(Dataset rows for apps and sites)
________________________
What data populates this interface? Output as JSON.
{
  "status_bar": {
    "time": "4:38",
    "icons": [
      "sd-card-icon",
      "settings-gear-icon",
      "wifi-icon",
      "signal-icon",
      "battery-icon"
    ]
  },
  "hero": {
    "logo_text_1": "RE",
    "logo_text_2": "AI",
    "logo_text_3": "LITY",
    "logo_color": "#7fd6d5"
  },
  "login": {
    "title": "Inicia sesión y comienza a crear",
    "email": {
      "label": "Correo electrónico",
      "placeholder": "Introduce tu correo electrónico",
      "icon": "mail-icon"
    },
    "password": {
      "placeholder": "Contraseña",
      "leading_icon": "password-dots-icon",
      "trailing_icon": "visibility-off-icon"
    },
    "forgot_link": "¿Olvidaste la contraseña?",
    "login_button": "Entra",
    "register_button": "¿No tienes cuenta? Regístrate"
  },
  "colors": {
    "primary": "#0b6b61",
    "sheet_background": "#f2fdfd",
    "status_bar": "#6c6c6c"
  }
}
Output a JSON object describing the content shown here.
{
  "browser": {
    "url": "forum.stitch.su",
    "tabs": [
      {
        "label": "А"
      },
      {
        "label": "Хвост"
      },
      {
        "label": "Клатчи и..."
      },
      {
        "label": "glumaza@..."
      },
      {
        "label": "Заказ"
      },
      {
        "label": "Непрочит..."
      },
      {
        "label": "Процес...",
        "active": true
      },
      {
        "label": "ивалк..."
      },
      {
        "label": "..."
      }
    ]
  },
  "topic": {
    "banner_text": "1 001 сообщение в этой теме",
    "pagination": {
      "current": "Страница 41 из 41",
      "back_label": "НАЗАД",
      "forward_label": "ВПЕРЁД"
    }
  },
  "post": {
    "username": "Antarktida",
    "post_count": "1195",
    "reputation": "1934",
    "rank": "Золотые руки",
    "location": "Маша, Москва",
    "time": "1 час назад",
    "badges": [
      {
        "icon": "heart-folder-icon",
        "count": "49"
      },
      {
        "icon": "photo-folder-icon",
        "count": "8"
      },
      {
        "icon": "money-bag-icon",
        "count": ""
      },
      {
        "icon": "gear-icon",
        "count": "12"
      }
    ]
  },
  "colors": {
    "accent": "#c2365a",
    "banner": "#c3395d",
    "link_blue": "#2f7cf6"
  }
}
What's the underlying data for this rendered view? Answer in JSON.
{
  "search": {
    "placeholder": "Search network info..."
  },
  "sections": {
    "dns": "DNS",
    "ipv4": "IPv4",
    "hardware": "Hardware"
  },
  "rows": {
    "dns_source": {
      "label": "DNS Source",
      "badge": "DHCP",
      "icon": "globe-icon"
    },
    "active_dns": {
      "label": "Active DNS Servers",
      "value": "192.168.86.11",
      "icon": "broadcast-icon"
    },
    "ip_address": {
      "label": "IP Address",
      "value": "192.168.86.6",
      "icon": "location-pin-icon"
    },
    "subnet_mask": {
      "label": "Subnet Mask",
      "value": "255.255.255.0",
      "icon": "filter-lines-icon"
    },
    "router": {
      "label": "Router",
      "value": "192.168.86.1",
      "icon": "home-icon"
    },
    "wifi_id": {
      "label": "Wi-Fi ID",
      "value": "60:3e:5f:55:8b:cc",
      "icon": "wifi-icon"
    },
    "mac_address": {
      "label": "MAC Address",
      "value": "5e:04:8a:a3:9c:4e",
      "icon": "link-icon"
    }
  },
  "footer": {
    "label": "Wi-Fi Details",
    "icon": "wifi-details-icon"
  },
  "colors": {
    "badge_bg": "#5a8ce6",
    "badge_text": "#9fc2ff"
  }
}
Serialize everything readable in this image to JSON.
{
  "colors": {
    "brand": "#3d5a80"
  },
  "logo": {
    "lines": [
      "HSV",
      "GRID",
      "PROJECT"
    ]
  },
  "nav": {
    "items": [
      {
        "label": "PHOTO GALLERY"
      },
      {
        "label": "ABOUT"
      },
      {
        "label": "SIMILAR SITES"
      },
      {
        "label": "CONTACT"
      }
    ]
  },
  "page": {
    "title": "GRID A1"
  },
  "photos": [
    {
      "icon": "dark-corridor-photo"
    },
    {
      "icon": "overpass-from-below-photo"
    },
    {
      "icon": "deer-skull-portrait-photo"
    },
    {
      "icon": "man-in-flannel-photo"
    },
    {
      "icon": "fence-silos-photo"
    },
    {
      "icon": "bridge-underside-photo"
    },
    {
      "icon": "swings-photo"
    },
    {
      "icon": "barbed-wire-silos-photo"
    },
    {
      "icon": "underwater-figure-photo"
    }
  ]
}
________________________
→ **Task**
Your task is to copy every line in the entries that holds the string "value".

→ **Response to this task**
      "value": "192.168.86.11",
      "value": "192.168.86.6",
      "value": "255.255.255.0",
      "value": "192.168.86.1",
      "value": "60:3e:5f:55:8b:cc",
      "value": "5e:04:8a:a3:9c:4e",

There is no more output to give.